Below is a collection of terms used on this site, and a brief explanation. For a more thorough glossary of terms, take a look at this web page, courtesy Rajan Parrikar. The glossary here is compiled by Raga-Mala, principally Andrew Buhr.
Alaap — the first part of the elaboration of a Raga, in which it is built up note by note, starting below the tonic and working up past the octave. Alaap is performed in free rhythm, unaccompanied. Khayal and lighter vocal styles tend to have a very short alaap.
Bhajan — a hindu devotional song. Bhajans are sometimes used as light classical repetoire.
Dhrupad — the oldest style of north indian classical music, derived ultimately from temple music. Dhrupad performance places emphasis on careful, methodical Alaap.
Chikari — a rhythmic drone string on a stringed instrument (e.g sitar or sarod).

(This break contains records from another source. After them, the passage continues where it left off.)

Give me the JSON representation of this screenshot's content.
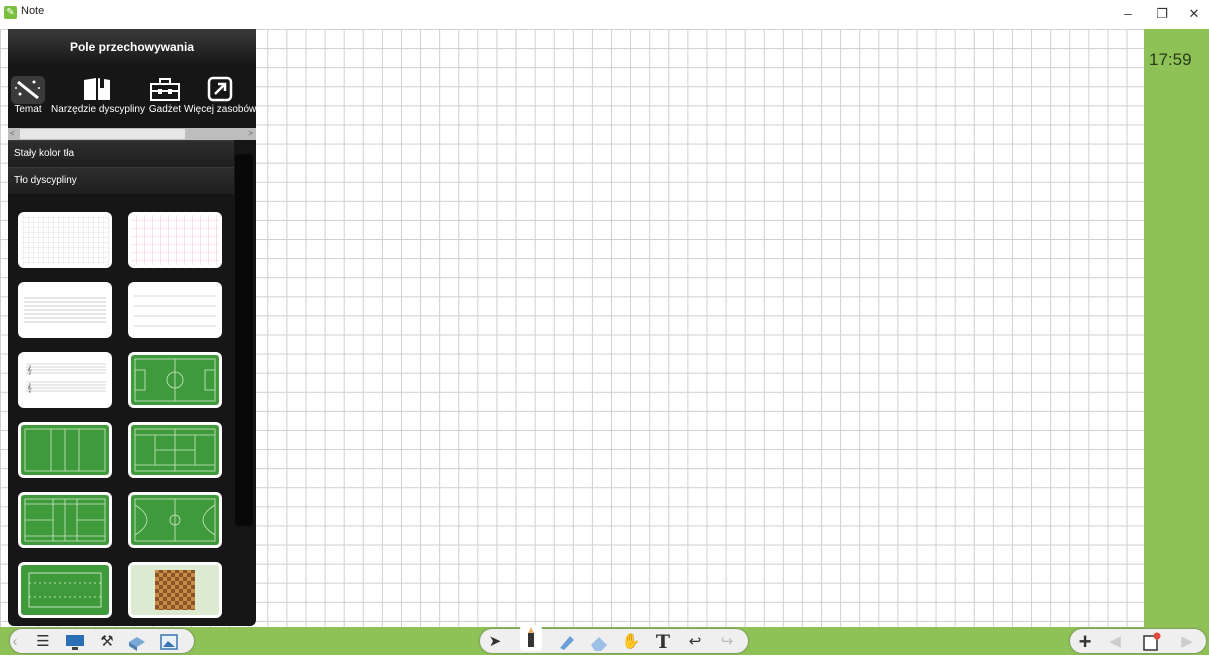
{
  "window": {
    "title": "Note",
    "minimize_glyph": "–",
    "maximize_glyph": "❐",
    "close_glyph": "✕"
  },
  "clock": {
    "time": "17:59"
  },
  "sidebar": {
    "title": "Pole przechowywania",
    "tools": [
      {
        "label": "Temat",
        "icon": "wand-icon"
      },
      {
        "label": "Narzędzie dyscypliny",
        "icon": "book-icon"
      },
      {
        "label": "Gadżet",
        "icon": "toolbox-icon"
      },
      {
        "label": "Więcej zasobów",
        "icon": "external-link-icon"
      }
    ],
    "sections": [
      {
        "label": "Stały kolor tła"
      },
      {
        "label": "Tło dyscypliny"
      }
    ]
  },
  "colors": {
    "accent_green": "#8ec156",
    "field_green": "#3f9a3b",
    "sidebar_bg": "#161616"
  }
}
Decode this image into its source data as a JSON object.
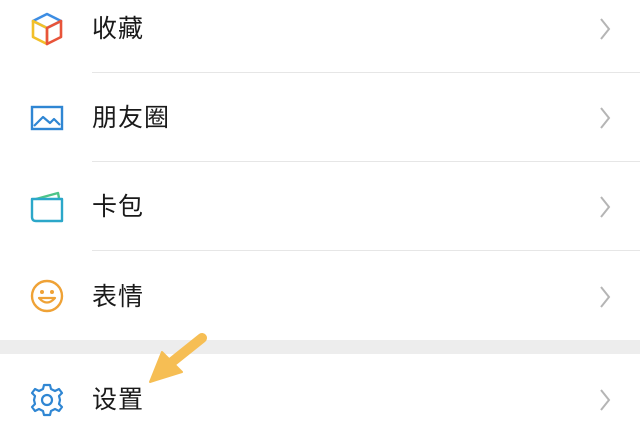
{
  "menu": {
    "items": [
      {
        "label": "收藏",
        "icon": "favorites-cube-icon"
      },
      {
        "label": "朋友圈",
        "icon": "moments-picture-icon"
      },
      {
        "label": "卡包",
        "icon": "card-wallet-icon"
      },
      {
        "label": "表情",
        "icon": "smiley-face-icon"
      }
    ],
    "settings": {
      "label": "设置",
      "icon": "gear-icon"
    }
  },
  "annotation": {
    "icon": "pointing-arrow-icon",
    "color": "#F6BE54"
  },
  "colors": {
    "favorites_blue": "#3D8DE3",
    "favorites_yellow": "#F2C029",
    "favorites_red": "#E8543A",
    "moments_blue": "#2F86D3",
    "card_teal": "#2BA7C9",
    "card_green": "#4DC489",
    "smiley_orange": "#EFA236",
    "settings_blue": "#2F86D3",
    "chevron_gray": "#B5B5B5"
  }
}
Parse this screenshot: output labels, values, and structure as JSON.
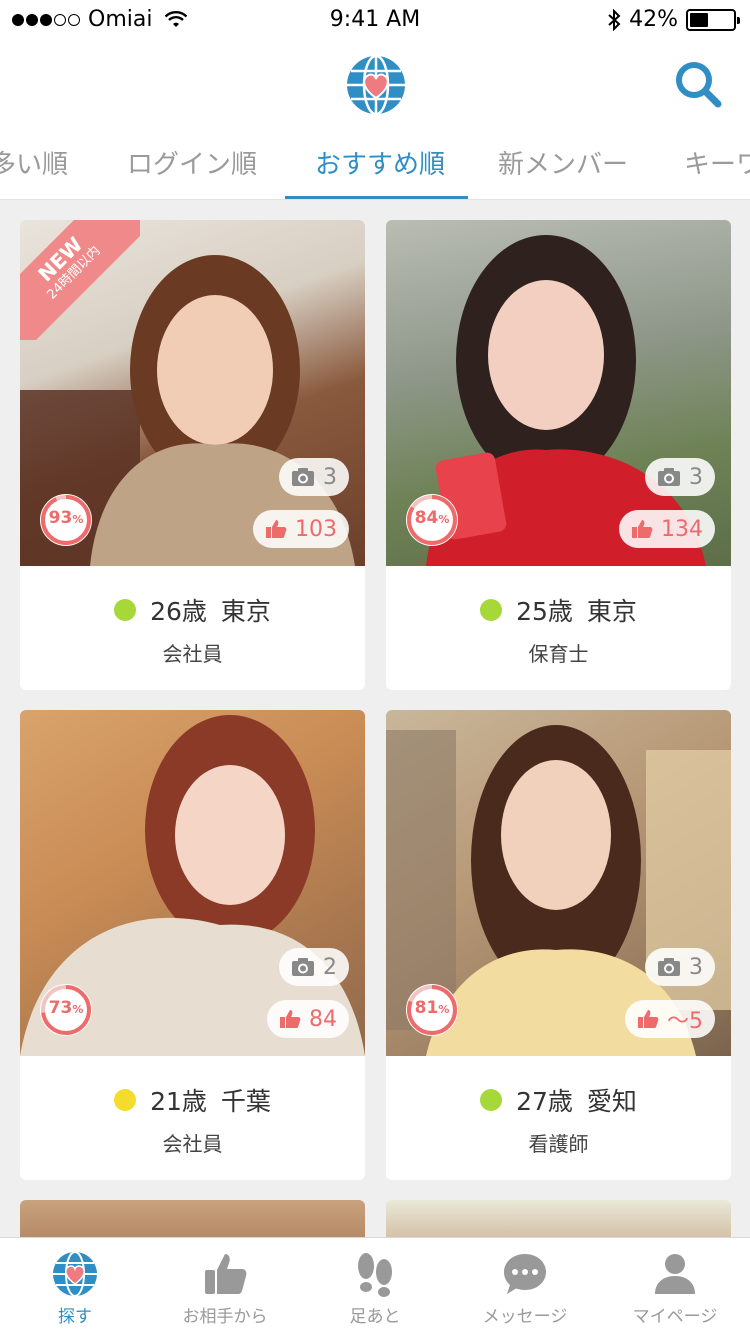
{
  "status_bar": {
    "carrier": "Omiai",
    "time": "9:41 AM",
    "battery": "42%",
    "battery_level": 0.42,
    "signal_bars_filled": 3,
    "signal_bars_total": 5
  },
  "header": {
    "logo_icon": "globe-heart-icon",
    "search_icon": "search-icon"
  },
  "tabs": [
    {
      "label": "多い順",
      "active": false
    },
    {
      "label": "ログイン順",
      "active": false
    },
    {
      "label": "おすすめ順",
      "active": true
    },
    {
      "label": "新メンバー",
      "active": false
    },
    {
      "label": "キーワ",
      "active": false
    }
  ],
  "colors": {
    "accent": "#2f8fc4",
    "like": "#ee6b6b",
    "online_green": "#a6d83a",
    "online_yellow": "#f3dc2c"
  },
  "ribbon": {
    "new_label": "NEW",
    "sub_label": "24時間以内"
  },
  "profiles": [
    {
      "match": "93",
      "match_unit": "%",
      "match_value": 0.93,
      "photos": "3",
      "likes": "103",
      "age": "26歳",
      "location": "東京",
      "job": "会社員",
      "status": "green",
      "new": true
    },
    {
      "match": "84",
      "match_unit": "%",
      "match_value": 0.84,
      "photos": "3",
      "likes": "134",
      "age": "25歳",
      "location": "東京",
      "job": "保育士",
      "status": "green",
      "new": false
    },
    {
      "match": "73",
      "match_unit": "%",
      "match_value": 0.73,
      "photos": "2",
      "likes": "84",
      "age": "21歳",
      "location": "千葉",
      "job": "会社員",
      "status": "yellow",
      "new": false
    },
    {
      "match": "81",
      "match_unit": "%",
      "match_value": 0.81,
      "photos": "3",
      "likes": "〜5",
      "age": "27歳",
      "location": "愛知",
      "job": "看護師",
      "status": "green",
      "new": false
    }
  ],
  "bottom_nav": [
    {
      "label": "探す",
      "icon": "globe-heart-icon",
      "active": true
    },
    {
      "label": "お相手から",
      "icon": "thumbs-up-icon",
      "active": false
    },
    {
      "label": "足あと",
      "icon": "footprints-icon",
      "active": false
    },
    {
      "label": "メッセージ",
      "icon": "chat-bubble-icon",
      "active": false
    },
    {
      "label": "マイページ",
      "icon": "person-icon",
      "active": false
    }
  ]
}
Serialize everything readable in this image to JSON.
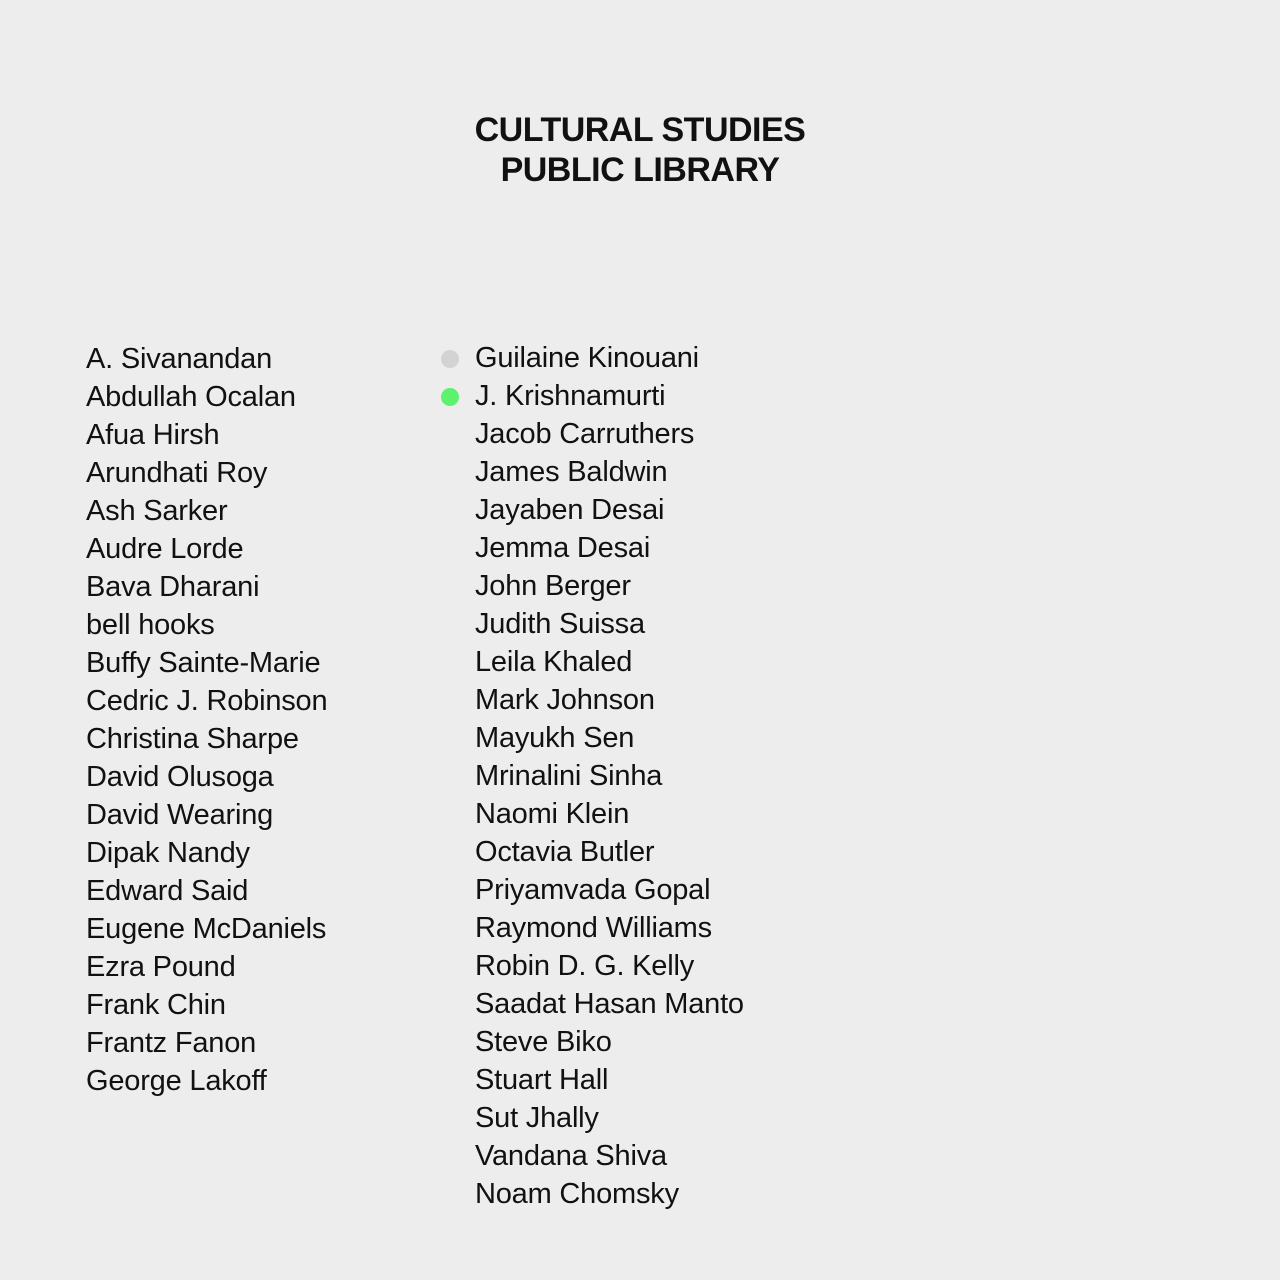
{
  "header": {
    "title_line1": "CULTURAL STUDIES",
    "title_line2": "PUBLIC LIBRARY"
  },
  "authors_left": [
    "A. Sivanandan",
    "Abdullah Ocalan",
    "Afua Hirsh",
    "Arundhati Roy",
    "Ash Sarker",
    "Audre Lorde",
    "Bava Dharani",
    "bell hooks",
    "Buffy Sainte-Marie",
    "Cedric J. Robinson",
    "Christina Sharpe",
    "David Olusoga",
    "David Wearing",
    "Dipak Nandy",
    "Edward Said",
    "Eugene McDaniels",
    "Ezra Pound",
    "Frank Chin",
    "Frantz Fanon",
    "George Lakoff"
  ],
  "authors_right": [
    "Guilaine Kinouani",
    "J. Krishnamurti",
    "Jacob Carruthers",
    "James Baldwin",
    "Jayaben Desai",
    "Jemma Desai",
    "John Berger",
    "Judith Suissa",
    "Leila Khaled",
    "Mark Johnson",
    "Mayukh Sen",
    "Mrinalini Sinha",
    "Naomi Klein",
    "Octavia Butler",
    "Priyamvada Gopal",
    "Raymond Williams",
    "Robin D. G. Kelly",
    "Saadat Hasan Manto",
    "Steve Biko",
    "Stuart Hall",
    "Sut Jhally",
    "Vandana Shiva",
    "Noam Chomsky"
  ],
  "indicators": {
    "Guilaine Kinouani": "#d3d3d3",
    "J. Krishnamurti": "#5cf26e"
  },
  "colors": {
    "background": "#ededed",
    "text": "#111111",
    "indicator_grey": "#d3d3d3",
    "indicator_green": "#5cf26e"
  }
}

Dhun — folk song, typically associated with a particular region or season. Dhuns are often incorporated into light classical repetoire.
Gamak — generally, any one of the many types of ornamentation used in Indian classical music. Specifically, it refers to a movement (slow or rapid depending on the style) between two nearby notes.
Gharana — a tradition or lineage within north indian classical music. Each gharana has certain characteristics of style and emphasis. Most take their names from the locations where their founders came from.
Ghazal — a traditional form of poetry in either Persian or Urdu. Ghazals are sometimes performed in a light classical style.
honorifics — see this article.
Jhala — the third part of the elaboration of a raga in instrumental performance (after Alaap and Jor). Jhala is typically played at a fast temp, and uses complex rhythms.
Jor/Jod — the second part of the elaboration of a Raga in instrumental or Dhrupad performance, after Alaap. Jor introduces a basic pulse into the performance and again builds up the raga note by note.
Kathak — one of the main styles of indian classical dance. Kathak emphasizes the telling of stories through portrayal of a variety of traditional characters.
Khayal — the main style of classical vocal performance in north India. Khayal places emphasis on presentation of compositions, and in improvisation.
Taan — an improvised phrase, often performed at a fast tempo, leading back to the refrain of the composition.
Thumri — a classical style similar to Khayal. In performance, a singer will place less emphasis on developing Raga and more on the text.